by Daniel da Silva, August 16, 2015:    A month ago, the city of Chattanooga was in deep shock and commotion over what happened the morning of July 16. A man opened fire on a military recruitment office before driving a few miles away and killing four Marines and a Navy sailor at a military training facility.

The Chattanooga area came together as a community to mourn the loss of those five men. Vigils were organized. Prayer meetings were held at area churches. Volunteers worked together to support the victims. Fundraisers were organized. Businesses, local institutions and churches united to help the city cope with this tragedy. People were hanging flags and signs across the city with the slogan, “Chattanooga Strong.” News media carried stories of local people who were trying to help others at this difficult time.

At the funeral services, the whole community was involved with the procession. Local pastors, law enforcement officers and the Boys Scout of America lined the roads to the cemetery to show support for the families.

I live in Collegedale, a suburb of Chattanooga which is considered by some people to be “an Adventist ghetto.” I observed that we were not involved in showing support for our local community during this tragic time. I did not see our Pathfinder Club out waving flags, or our churches opened to host community prayer meetings, or any of our local institutions with a tent pitched near the memorial sites distributing water or something that the community needed in that moment. My take is that we as a faith group failed when it came to being involved with our local communities both here in Chattanooga and across the United States.
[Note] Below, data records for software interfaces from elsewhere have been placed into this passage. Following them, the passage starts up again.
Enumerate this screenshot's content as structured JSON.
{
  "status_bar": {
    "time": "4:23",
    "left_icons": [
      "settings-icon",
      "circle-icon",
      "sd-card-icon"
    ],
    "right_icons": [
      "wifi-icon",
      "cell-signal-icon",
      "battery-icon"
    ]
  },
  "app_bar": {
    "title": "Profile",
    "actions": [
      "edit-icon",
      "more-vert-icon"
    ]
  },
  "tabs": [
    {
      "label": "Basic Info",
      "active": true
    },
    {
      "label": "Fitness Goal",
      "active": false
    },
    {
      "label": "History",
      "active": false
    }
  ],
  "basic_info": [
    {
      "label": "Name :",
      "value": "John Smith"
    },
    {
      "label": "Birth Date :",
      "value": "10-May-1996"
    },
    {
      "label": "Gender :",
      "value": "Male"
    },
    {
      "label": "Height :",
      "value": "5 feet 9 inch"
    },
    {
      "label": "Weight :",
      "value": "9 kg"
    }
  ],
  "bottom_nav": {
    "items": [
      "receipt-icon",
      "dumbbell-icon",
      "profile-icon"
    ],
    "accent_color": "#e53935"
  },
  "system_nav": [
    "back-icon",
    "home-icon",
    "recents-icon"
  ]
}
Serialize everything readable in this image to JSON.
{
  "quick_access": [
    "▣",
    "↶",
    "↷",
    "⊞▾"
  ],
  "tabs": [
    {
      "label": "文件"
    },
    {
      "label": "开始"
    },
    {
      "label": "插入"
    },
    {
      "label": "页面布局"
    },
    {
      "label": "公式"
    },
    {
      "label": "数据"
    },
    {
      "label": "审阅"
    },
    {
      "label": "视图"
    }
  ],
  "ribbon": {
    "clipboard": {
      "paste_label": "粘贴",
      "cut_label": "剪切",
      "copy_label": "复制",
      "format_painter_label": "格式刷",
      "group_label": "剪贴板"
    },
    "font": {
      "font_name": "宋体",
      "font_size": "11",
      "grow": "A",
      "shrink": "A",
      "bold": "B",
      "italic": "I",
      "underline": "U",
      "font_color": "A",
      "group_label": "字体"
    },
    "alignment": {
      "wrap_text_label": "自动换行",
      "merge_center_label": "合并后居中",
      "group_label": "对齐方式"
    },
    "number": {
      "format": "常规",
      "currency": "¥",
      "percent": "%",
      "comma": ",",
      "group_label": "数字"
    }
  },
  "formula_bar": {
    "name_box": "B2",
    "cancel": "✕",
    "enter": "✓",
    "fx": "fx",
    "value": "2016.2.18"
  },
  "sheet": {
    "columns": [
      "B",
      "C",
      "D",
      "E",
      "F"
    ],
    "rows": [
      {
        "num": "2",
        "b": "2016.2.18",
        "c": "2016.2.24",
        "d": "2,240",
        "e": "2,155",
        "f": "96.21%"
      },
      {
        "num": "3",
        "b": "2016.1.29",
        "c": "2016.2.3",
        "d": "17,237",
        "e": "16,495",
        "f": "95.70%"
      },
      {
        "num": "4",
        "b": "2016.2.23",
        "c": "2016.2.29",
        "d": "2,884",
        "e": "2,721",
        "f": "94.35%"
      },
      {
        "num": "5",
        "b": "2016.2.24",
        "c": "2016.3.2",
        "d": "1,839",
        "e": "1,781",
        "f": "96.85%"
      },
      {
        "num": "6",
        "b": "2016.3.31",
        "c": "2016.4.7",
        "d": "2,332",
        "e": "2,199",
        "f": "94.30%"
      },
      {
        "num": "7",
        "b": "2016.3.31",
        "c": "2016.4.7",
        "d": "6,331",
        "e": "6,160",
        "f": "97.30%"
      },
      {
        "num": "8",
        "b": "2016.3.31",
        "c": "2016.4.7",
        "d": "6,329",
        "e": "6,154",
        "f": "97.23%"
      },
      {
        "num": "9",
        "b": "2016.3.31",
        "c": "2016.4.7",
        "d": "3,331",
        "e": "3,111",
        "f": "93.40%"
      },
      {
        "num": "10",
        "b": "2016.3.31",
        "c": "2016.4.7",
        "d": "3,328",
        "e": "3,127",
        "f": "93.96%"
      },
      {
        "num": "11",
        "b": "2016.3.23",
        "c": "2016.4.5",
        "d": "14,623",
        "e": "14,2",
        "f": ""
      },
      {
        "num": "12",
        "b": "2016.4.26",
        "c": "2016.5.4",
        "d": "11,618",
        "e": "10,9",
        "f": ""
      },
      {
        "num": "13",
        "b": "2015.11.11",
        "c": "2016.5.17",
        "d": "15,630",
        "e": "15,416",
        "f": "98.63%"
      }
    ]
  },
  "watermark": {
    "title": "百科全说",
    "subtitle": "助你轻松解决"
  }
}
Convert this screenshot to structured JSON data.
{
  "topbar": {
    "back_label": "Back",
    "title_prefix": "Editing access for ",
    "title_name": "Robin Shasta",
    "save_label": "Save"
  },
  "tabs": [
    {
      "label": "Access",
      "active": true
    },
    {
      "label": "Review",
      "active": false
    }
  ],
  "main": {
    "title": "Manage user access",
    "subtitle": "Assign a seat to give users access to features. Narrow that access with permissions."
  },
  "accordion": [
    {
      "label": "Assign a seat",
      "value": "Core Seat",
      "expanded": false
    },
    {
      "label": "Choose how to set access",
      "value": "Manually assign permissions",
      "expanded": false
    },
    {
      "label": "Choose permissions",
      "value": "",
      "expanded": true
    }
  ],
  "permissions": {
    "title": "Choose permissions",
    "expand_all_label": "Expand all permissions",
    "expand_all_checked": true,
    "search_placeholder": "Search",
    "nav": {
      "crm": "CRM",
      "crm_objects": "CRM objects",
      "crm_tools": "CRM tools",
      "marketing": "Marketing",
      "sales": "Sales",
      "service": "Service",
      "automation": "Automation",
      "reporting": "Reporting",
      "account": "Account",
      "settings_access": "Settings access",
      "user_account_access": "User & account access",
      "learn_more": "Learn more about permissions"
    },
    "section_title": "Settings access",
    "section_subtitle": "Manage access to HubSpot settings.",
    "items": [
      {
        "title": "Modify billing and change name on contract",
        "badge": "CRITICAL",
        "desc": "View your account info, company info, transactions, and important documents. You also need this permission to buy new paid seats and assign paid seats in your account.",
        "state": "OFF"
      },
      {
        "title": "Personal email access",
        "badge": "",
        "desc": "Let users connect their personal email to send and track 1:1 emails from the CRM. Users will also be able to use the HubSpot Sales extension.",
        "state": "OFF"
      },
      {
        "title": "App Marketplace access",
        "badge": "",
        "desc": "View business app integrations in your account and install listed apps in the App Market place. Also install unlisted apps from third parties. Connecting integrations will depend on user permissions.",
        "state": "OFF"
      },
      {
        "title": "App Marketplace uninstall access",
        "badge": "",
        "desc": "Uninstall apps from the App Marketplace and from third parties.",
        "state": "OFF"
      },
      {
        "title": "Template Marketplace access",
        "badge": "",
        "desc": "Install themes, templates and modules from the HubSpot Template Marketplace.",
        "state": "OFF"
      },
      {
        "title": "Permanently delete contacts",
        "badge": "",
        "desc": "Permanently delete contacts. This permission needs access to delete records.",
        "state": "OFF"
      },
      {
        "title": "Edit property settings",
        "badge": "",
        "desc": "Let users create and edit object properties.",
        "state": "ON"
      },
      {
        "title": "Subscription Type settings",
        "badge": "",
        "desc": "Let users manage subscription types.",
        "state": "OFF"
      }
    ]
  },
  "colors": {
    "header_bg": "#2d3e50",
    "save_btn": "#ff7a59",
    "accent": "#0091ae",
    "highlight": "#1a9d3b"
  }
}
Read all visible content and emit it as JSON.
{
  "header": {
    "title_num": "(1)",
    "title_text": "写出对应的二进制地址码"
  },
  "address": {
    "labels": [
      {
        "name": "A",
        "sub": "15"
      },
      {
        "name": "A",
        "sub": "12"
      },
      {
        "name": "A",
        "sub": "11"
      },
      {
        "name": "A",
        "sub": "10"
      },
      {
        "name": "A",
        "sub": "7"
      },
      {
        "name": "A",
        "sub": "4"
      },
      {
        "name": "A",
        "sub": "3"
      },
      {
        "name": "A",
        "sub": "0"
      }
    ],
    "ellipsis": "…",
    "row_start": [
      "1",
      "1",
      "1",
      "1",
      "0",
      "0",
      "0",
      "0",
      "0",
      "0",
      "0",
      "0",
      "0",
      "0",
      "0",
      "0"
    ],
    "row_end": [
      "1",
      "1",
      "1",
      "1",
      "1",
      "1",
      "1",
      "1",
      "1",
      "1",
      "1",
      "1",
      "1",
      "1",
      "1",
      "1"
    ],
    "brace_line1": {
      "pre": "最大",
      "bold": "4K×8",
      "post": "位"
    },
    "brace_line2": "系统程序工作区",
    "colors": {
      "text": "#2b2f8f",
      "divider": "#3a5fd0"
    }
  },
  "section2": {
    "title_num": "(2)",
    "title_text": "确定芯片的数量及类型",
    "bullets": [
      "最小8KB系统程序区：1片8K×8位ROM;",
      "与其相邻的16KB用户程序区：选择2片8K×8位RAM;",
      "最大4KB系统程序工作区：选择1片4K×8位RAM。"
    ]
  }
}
This was a perfect opportunity for us to show compassion and help others during a difficult time. We needed to have a tent with volunteers providing water and snacks for the media, law enforcement officials and members of the general public who were at the site of the shootings. This was not a time to hand out pamphlets with the beasts of Revelation or doctrinal concepts; it was a time to love people and show sympathy for their needs.

When Jesus was on earth, His first concern in pursuing His mission was to mingle with people and meet their needs, leaving it until later to gain their respect and share spiritual ideas. We Adventists need to be less self-centered and more focused on our neighbors. Unfortunately, the way I see it, our church has a big lack in being a part of our local communities.

It’s time to change this and make a real difference, if we want to live what the Lord says. We need to be more involved with our local community and be aware of their basic needs and give them something special that expresses God’s love.

Jesus says in Mathew 5:13 that we are to be “the salt of the earth.” In order for us to make a difference in this world we need to mingle with our neighbors outside of the walls of our churches. We need to start showing the love of the Father in our lives and doing something concrete for our neighbors. We may not necessarily agree with what has happened or how things were handled, but to be present and stand with our neighbors in a time of need is the greatest testimony to our belief in Christ.


Daniel da Silva is a senior theology student at Southern Adventist University. He already has a BA in international relations. Born in Brazil from a Portuguese Sephardic Jewish background, he is now a resident of Washington State in the northwest U.S. He has a passion for evangelism, reaching out to local communities across America, and humanitarian causes. In his spare time, he loves Legos and camping. He is married to Wendy K. da Silva.